__AIM OF THE EXERCISE__
Search the records for the word "image" and copy every line in which it occurs.

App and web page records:
Content starts

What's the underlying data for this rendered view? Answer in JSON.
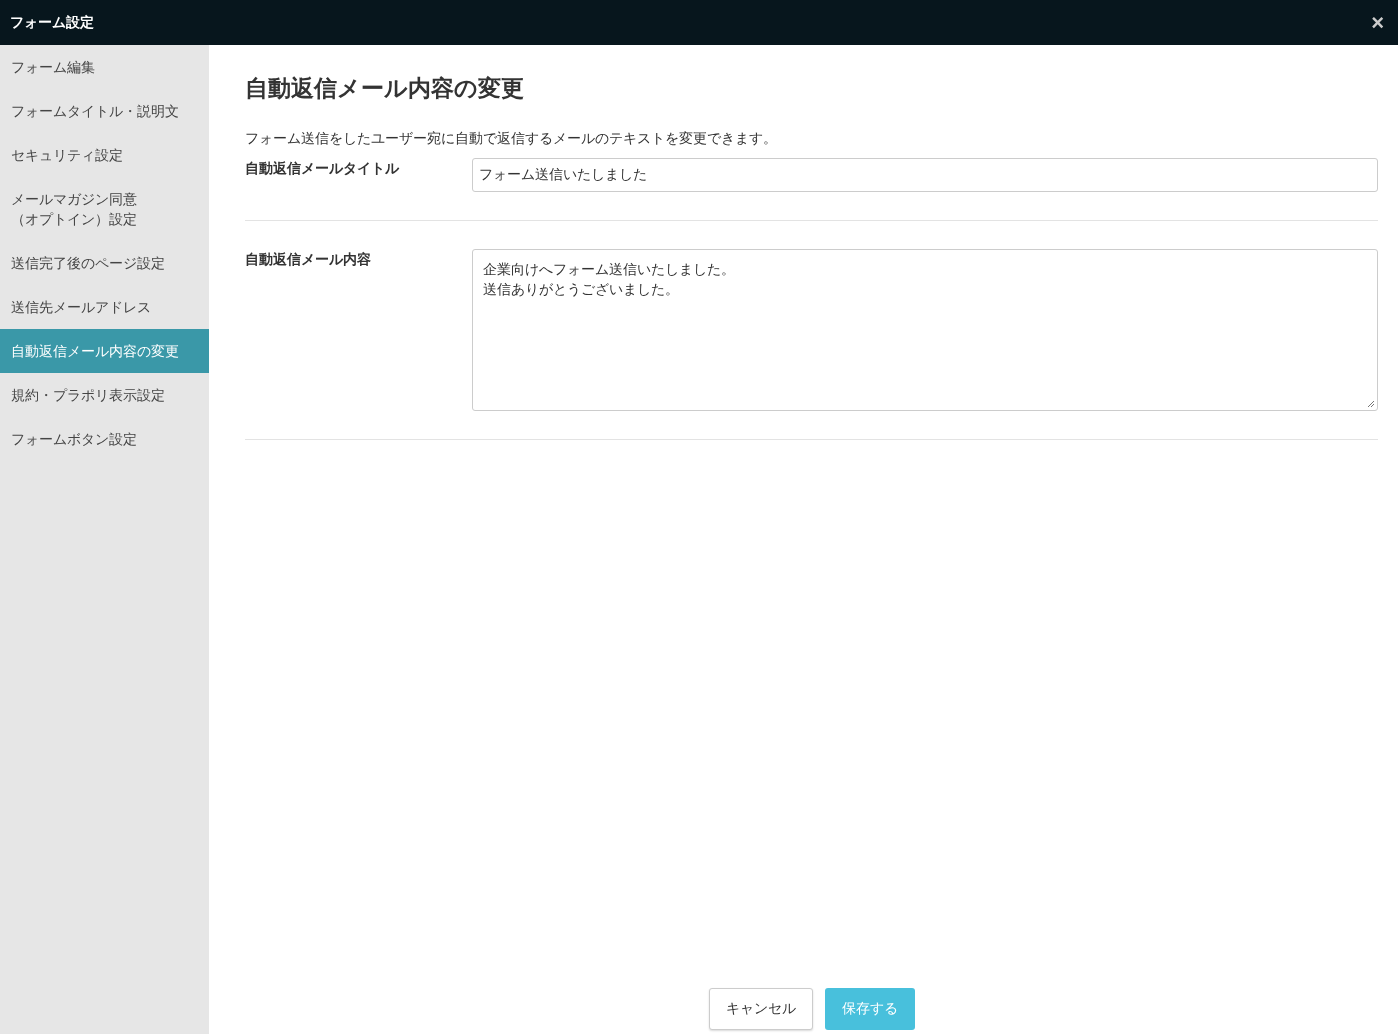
{
  "window": {
    "title": "フォーム設定",
    "close": "×"
  },
  "sidebar": {
    "items": [
      {
        "label": "フォーム編集",
        "selected": false
      },
      {
        "label": "フォームタイトル・説明文",
        "selected": false
      },
      {
        "label": "セキュリティ設定",
        "selected": false
      },
      {
        "label": "メールマガジン同意",
        "label_line_2": "（オプトイン）設定",
        "selected": false
      },
      {
        "label": "送信完了後のページ設定",
        "selected": false
      },
      {
        "label": "送信先メールアドレス",
        "selected": false
      },
      {
        "label": "自動返信メール内容の変更",
        "selected": true
      },
      {
        "label": "規約・プラポリ表示設定",
        "selected": false
      },
      {
        "label": "フォームボタン設定",
        "selected": false
      }
    ]
  },
  "heading": "自動返信メール内容の変更",
  "description": "フォーム送信をしたユーザー宛に自動で返信するメールのテキストを変更できます。",
  "fields": [
    {
      "kind": "input",
      "label": "自動返信メールタイトル",
      "value": "フォーム送信いたしました"
    },
    {
      "kind": "textarea",
      "label": "自動返信メール内容",
      "lines": [
        "企業向けへフォーム送信いたしました。",
        "送信ありがとうございました。"
      ]
    }
  ],
  "buttons": {
    "cancel": "キャンセル",
    "save": "保存する"
  }
}
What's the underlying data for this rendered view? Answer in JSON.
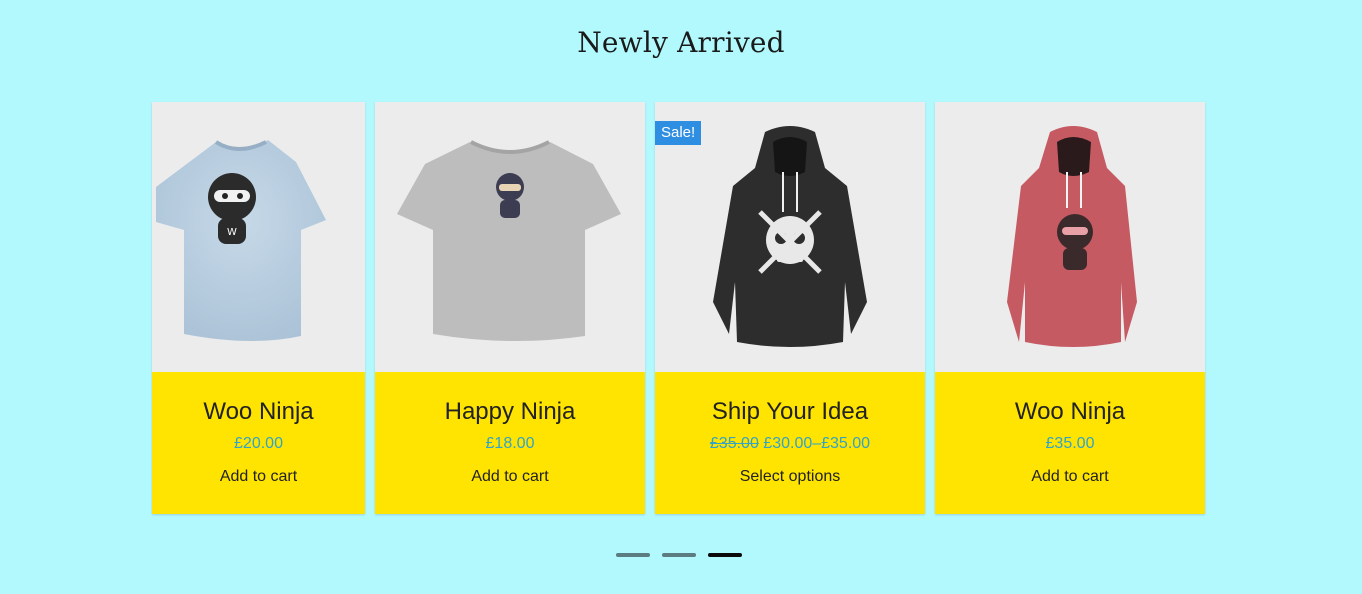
{
  "section": {
    "title": "Newly Arrived"
  },
  "products": [
    {
      "name": "Woo Ninja",
      "price": "£20.00",
      "action": "Add to cart",
      "image": "light-blue-tshirt-ninja-image",
      "color": "#b8cfe0"
    },
    {
      "name": "Happy Ninja",
      "price": "£18.00",
      "action": "Add to cart",
      "image": "grey-tshirt-ninja-image",
      "color": "#b9b9b9"
    },
    {
      "name": "Ship Your Idea",
      "old_price": "£35.00",
      "price_range": "£30.00–£35.00",
      "action": "Select options",
      "badge": "Sale!",
      "image": "black-hoodie-skull-image",
      "color": "#2a2a2a"
    },
    {
      "name": "Woo Ninja",
      "price": "£35.00",
      "action": "Add to cart",
      "image": "red-hoodie-ninja-image",
      "color": "#c65a62"
    }
  ],
  "pagination": {
    "pages": 3,
    "active": 3
  },
  "colors": {
    "background": "#b2f9fe",
    "card_info": "#fee400",
    "price": "#34a3c4",
    "sale_badge": "#2e8ee2"
  }
}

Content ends

__PROBLEM SOLUTION__
      "image": "light-blue-tshirt-ninja-image",
      "image": "grey-tshirt-ninja-image",
      "image": "black-hoodie-skull-image",
      "image": "red-hoodie-ninja-image",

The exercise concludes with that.